If you accidentally get unwanted ink on your block, use a baby wipe or a similar product to clean the block just before stamping your image. This will remove any unwanted ink that could transfer to the card. It’s also important to wipe the stamps before cleaning them with a scrub or shammy. I prefer to use a lint-free, fragrance-free, acid-free baby/wet wipe, but you can use hand wipes if you prefer.

I frequently use the Stampin’ Up! Stamparatus while stamping, but unfortunately, they are no longer being produced. However, you might be able to find one through second-hand sources or resale websites. I highly recommend getting your hands on one if you have the chance. It’s an excellent tool that can make your stamping experience more comfortable and enjoyable.

Handy Items:

Isopropyl alcohol, also known as rubbing alcohol, is something that I always make sure to have in the room. Not only do some stamping techniques require it, but it is also great if you are having trouble with the stamps not sticking to the block. I use isopropyl alcohol wipes to remove unwanted marks from blocks, and I also use it to clean tools such as scissors and tweezers to remove sticky adhesive.

I find it helpful to have multiple pairs of scissors for different types of materials. When I use the same pair of scissors for cutting paper and fabric, I notice that the blades become dull more quickly, and it’s harder to get a clean cut. That’s why I always make sure to have different pairs of scissors for specific materials. I label each pair based on the material it’s intended to cut, which helps me avoid confusion and ensures that I always use the right pair for the job. This practice not only helps me achieve better results but also extends the lifespan of my scissors. Currently, I mark my scissors by tying a piece of ribbon around the pair that I only use for cutting my ribbon. I have another pair that I use solely for cutting paper. However, I plan to buy two more pairs soon – one for twine and another for tape or sticky work. I am aware of several demonstrators who own more than two sets of scissors. If you would like to purchase your own scissors, you can click here.

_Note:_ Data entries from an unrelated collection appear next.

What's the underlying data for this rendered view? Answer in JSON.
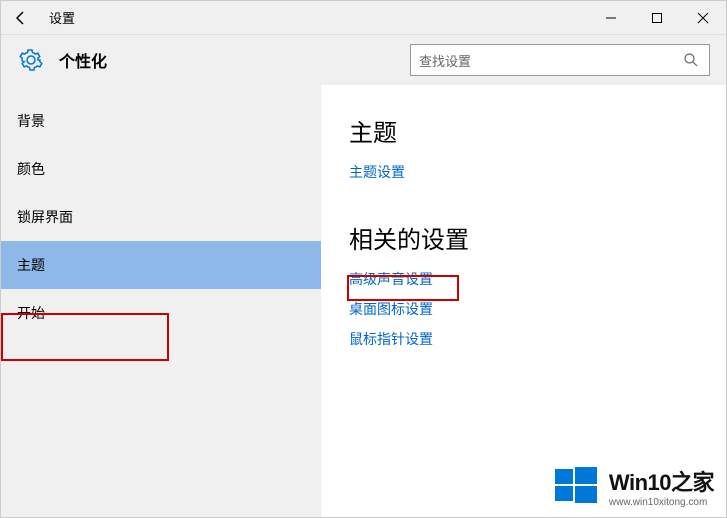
{
  "titlebar": {
    "title": "设置"
  },
  "header": {
    "title": "个性化"
  },
  "search": {
    "placeholder": "查找设置"
  },
  "sidebar": {
    "items": [
      {
        "label": "背景"
      },
      {
        "label": "颜色"
      },
      {
        "label": "锁屏界面"
      },
      {
        "label": "主题"
      },
      {
        "label": "开始"
      }
    ],
    "selected_index": 3
  },
  "main": {
    "section1_title": "主题",
    "section1_links": [
      {
        "label": "主题设置"
      }
    ],
    "section2_title": "相关的设置",
    "section2_links": [
      {
        "label": "高级声音设置"
      },
      {
        "label": "桌面图标设置"
      },
      {
        "label": "鼠标指针设置"
      }
    ]
  },
  "watermark": {
    "title": "Win10之家",
    "subtitle": "www.win10xitong.com"
  }
}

I always keep hand sanitizer and a packet of wet wipes near me to maintain cleanliness and avoid smudging my images. In addition, I prefer to use well-fitting gloves when using ink for stamping. This helps me remove them quickly, preventing any ink marks on my fingers or images. It also prevents strain on my fingers and any telltale signs of stamping. Moreover, gloves help prevent ink from damaging surfaces around the home.

Highlight  Dimensionals

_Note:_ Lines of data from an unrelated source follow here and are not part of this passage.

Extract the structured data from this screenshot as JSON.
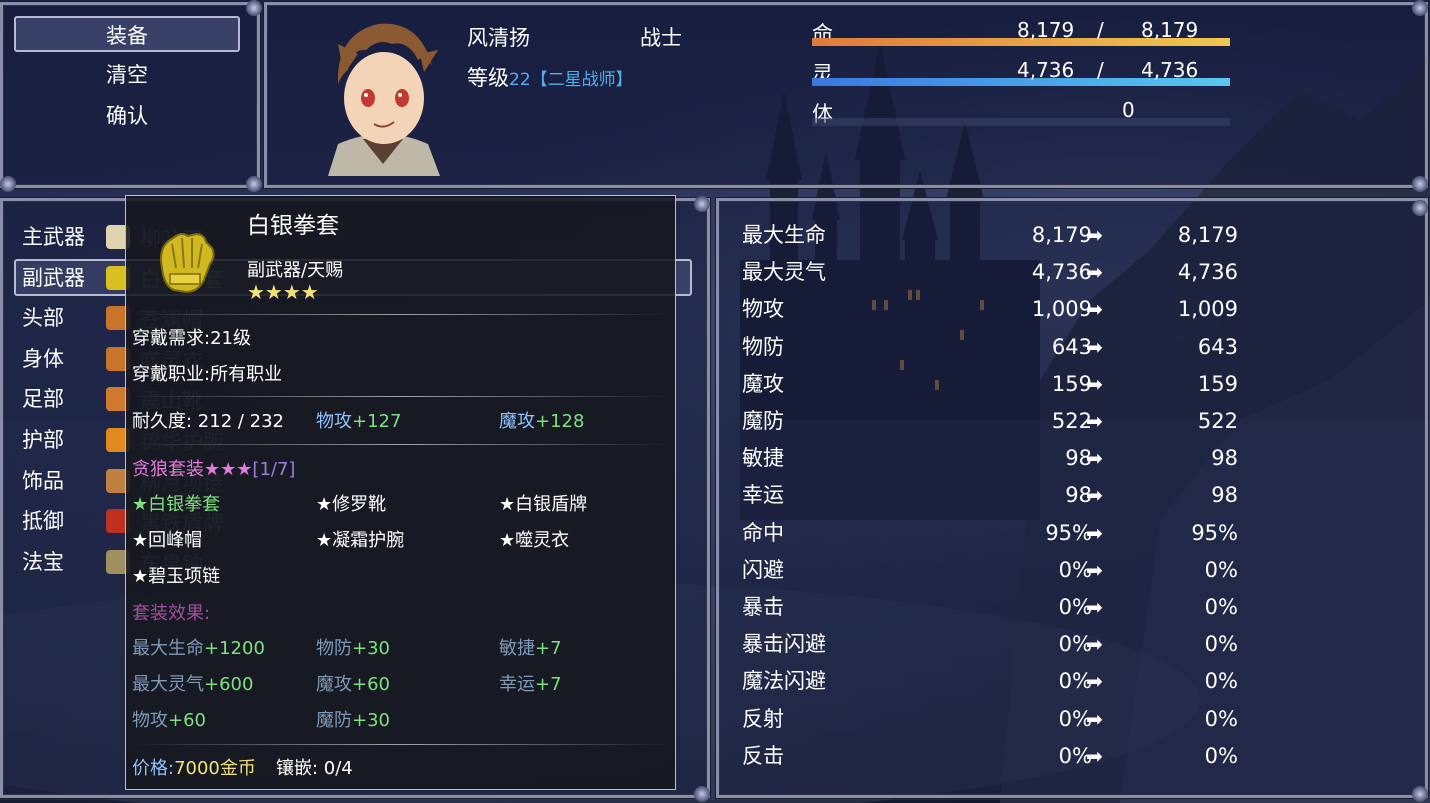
{
  "command_menu": {
    "items": [
      "装备",
      "清空",
      "确认"
    ],
    "selected_index": 0
  },
  "actor": {
    "name": "风清扬",
    "class": "战士",
    "level_label": "等级",
    "level": "22",
    "title": "【二星战师】",
    "hp_label": "命",
    "hp": "8,179",
    "hp_max": "8,179",
    "mp_label": "灵",
    "mp": "4,736",
    "mp_max": "4,736",
    "tp_label": "体",
    "tp": "0",
    "slash": "/",
    "hp_fraction": 1.0,
    "mp_fraction": 1.0,
    "hp_color": "#f0a23c",
    "mp_color": "#3aa8e8"
  },
  "slots": [
    {
      "label": "主武器",
      "item": "柳叶刀",
      "icon": "curved-blade-icon",
      "color": "#e0d4b0"
    },
    {
      "label": "副武器",
      "item": "白银拳套",
      "icon": "gauntlet-icon",
      "color": "#d8c020"
    },
    {
      "label": "头部",
      "item": "苍澜帽",
      "icon": "helmet-icon",
      "color": "#c8742a"
    },
    {
      "label": "身体",
      "item": "噬灵衣",
      "icon": "armor-icon",
      "color": "#c8742a"
    },
    {
      "label": "足部",
      "item": "震山靴",
      "icon": "boots-icon",
      "color": "#d07a30"
    },
    {
      "label": "护部",
      "item": "锦华护腕",
      "icon": "bracer-icon",
      "color": "#e08a20"
    },
    {
      "label": "饰品",
      "item": "柳月项链",
      "icon": "necklace-icon",
      "color": "#c08040"
    },
    {
      "label": "抵御",
      "item": "黑铁盾牌",
      "icon": "shield-icon",
      "color": "#c03020"
    },
    {
      "label": "法宝",
      "item": "东皇钟",
      "icon": "bell-icon",
      "color": "#a09060"
    }
  ],
  "tooltip": {
    "item_name": "白银拳套",
    "item_type": "副武器/天赐",
    "stars": "★★★★",
    "requirement": "穿戴需求:21级",
    "job": "穿戴职业:所有职业",
    "durability": "耐久度: 212 / 232",
    "bonus1_label": "物攻",
    "bonus1_value": "+127",
    "bonus2_label": "魔攻",
    "bonus2_value": "+128",
    "set_name": "贪狼套装★★★",
    "set_count": "[1/7]",
    "set_items": [
      {
        "name": "★白银拳套",
        "owned": true
      },
      {
        "name": "★修罗靴",
        "owned": false
      },
      {
        "name": "★白银盾牌",
        "owned": false
      },
      {
        "name": "★回峰帽",
        "owned": false
      },
      {
        "name": "★凝霜护腕",
        "owned": false
      },
      {
        "name": "★噬灵衣",
        "owned": false
      },
      {
        "name": "★碧玉项链",
        "owned": false
      }
    ],
    "set_effect_label": "套装效果:",
    "set_effects": [
      {
        "label": "最大生命",
        "value": "+1200"
      },
      {
        "label": "物防",
        "value": "+30"
      },
      {
        "label": "敏捷",
        "value": "+7"
      },
      {
        "label": "最大灵气",
        "value": "+600"
      },
      {
        "label": "魔攻",
        "value": "+60"
      },
      {
        "label": "幸运",
        "value": "+7"
      },
      {
        "label": "物攻",
        "value": "+60"
      },
      {
        "label": "魔防",
        "value": "+30"
      }
    ],
    "price_label": "价格:",
    "price_value": "7000金币",
    "socket": "镶嵌: 0/4"
  },
  "stats": [
    {
      "name": "最大生命",
      "current": "8,179",
      "new": "8,179"
    },
    {
      "name": "最大灵气",
      "current": "4,736",
      "new": "4,736"
    },
    {
      "name": "物攻",
      "current": "1,009",
      "new": "1,009"
    },
    {
      "name": "物防",
      "current": "643",
      "new": "643"
    },
    {
      "name": "魔攻",
      "current": "159",
      "new": "159"
    },
    {
      "name": "魔防",
      "current": "522",
      "new": "522"
    },
    {
      "name": "敏捷",
      "current": "98",
      "new": "98"
    },
    {
      "name": "幸运",
      "current": "98",
      "new": "98"
    },
    {
      "name": "命中",
      "current": "95%",
      "new": "95%"
    },
    {
      "name": "闪避",
      "current": "0%",
      "new": "0%"
    },
    {
      "name": "暴击",
      "current": "0%",
      "new": "0%"
    },
    {
      "name": "暴击闪避",
      "current": "0%",
      "new": "0%"
    },
    {
      "name": "魔法闪避",
      "current": "0%",
      "new": "0%"
    },
    {
      "name": "反射",
      "current": "0%",
      "new": "0%"
    },
    {
      "name": "反击",
      "current": "0%",
      "new": "0%"
    }
  ],
  "arrow_glyph": "➡"
}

This tip has been a lifesaver for me and it was shared by my team leader, Angela Palmer. It’s a simple trick to ensure that you have removed all the backing from each of the dimensionals you have used. This way, you can avoid any pieces falling off due to forgetting to remove the backing. I am grateful to Angela for sharing this with me.

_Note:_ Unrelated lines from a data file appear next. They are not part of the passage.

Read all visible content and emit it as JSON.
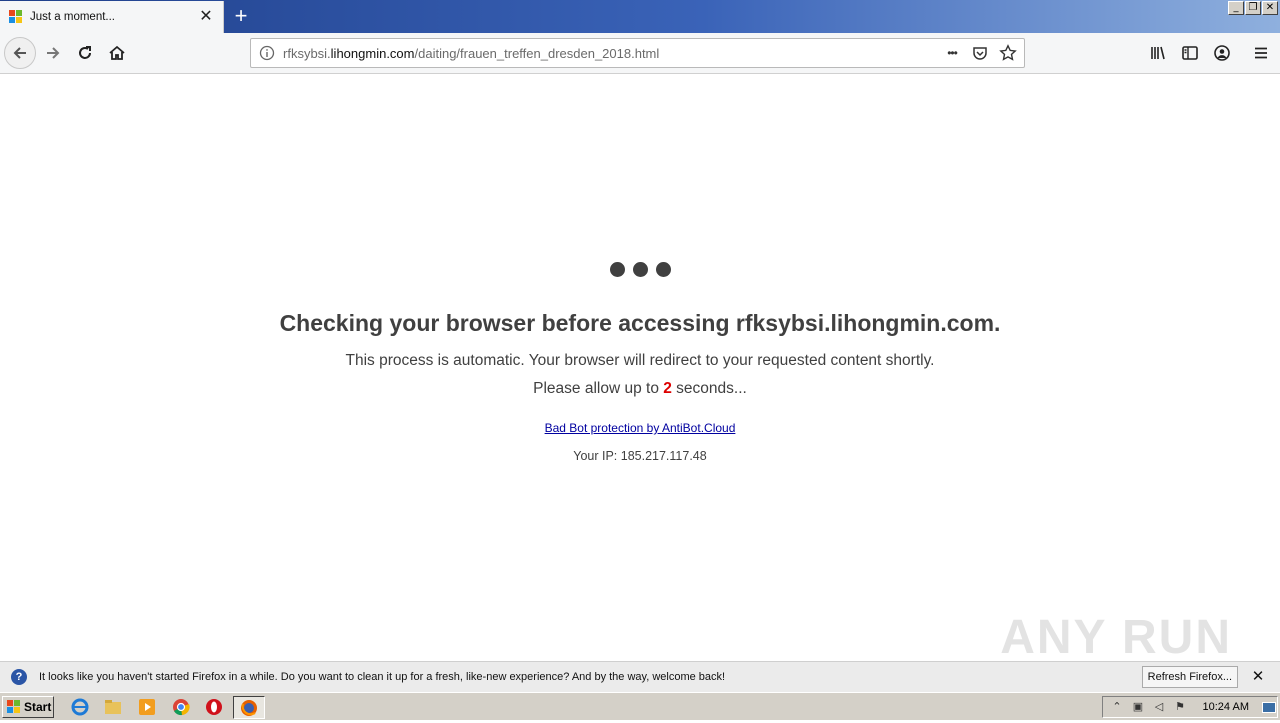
{
  "browser": {
    "tab": {
      "title": "Just a moment...",
      "close_glyph": "✕"
    },
    "new_tab_glyph": "+",
    "window_controls": {
      "minimize": "_",
      "restore": "❐",
      "close": "✕"
    },
    "url": {
      "prefix": "rfksybsi.",
      "host": "lihongmin.com",
      "path": "/daiting/frauen_treffen_dresden_2018.html"
    },
    "url_more_glyph": "•••"
  },
  "page": {
    "heading": "Checking your browser before accessing rfksybsi.lihongmin.com.",
    "line1": "This process is automatic. Your browser will redirect to your requested content shortly.",
    "line2_before": "Please allow up to ",
    "seconds": "2",
    "line2_after": " seconds...",
    "bot_link": "Bad Bot protection by AntiBot.Cloud",
    "ip_label": "Your IP: 185.217.117.48"
  },
  "watermark": "ANY RUN",
  "notification": {
    "message": "It looks like you haven't started Firefox in a while. Do you want to clean it up for a fresh, like-new experience? And by the way, welcome back!",
    "button": "Refresh Firefox...",
    "close_glyph": "✕",
    "icon_glyph": "?"
  },
  "taskbar": {
    "start_label": "Start",
    "time": "10:24 AM",
    "icons": [
      "internet-explorer-icon",
      "file-explorer-icon",
      "media-player-icon",
      "chrome-icon",
      "opera-icon",
      "firefox-icon"
    ]
  },
  "colors": {
    "accent_red": "#dd0000",
    "text": "#404040",
    "link": "#0000a0"
  }
}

Moreover, this trick also helps you to keep track of how much dimensional adhesive you have left. A quick glance at the remaining adhesive will let you know when it is time to order more.


I would like to remind you that the following thoughts and ideas are solely mine and are intended to help you make informed choices when crafting. There are multiple approaches to crafting, and this guide is just a tool to enhance your experience and enjoyment. Remember, prevention and protection are better than regrets. There are no rights or wrongs when it comes to crafting, so experiment and find what works best for your situation. I am happy to share my experience and thoughts, so feel free to ask me. You can easily contact me through the contact page.


In summary, this guide is meant to provide you with some helpful insights when crafting. There is no one-size-fits-all approach to crafting, and you should experiment to find what works best for your situation. Remember that prevention and protection are always better than regrets. If you have any questions or want to share your own experience, please feel free to contact me.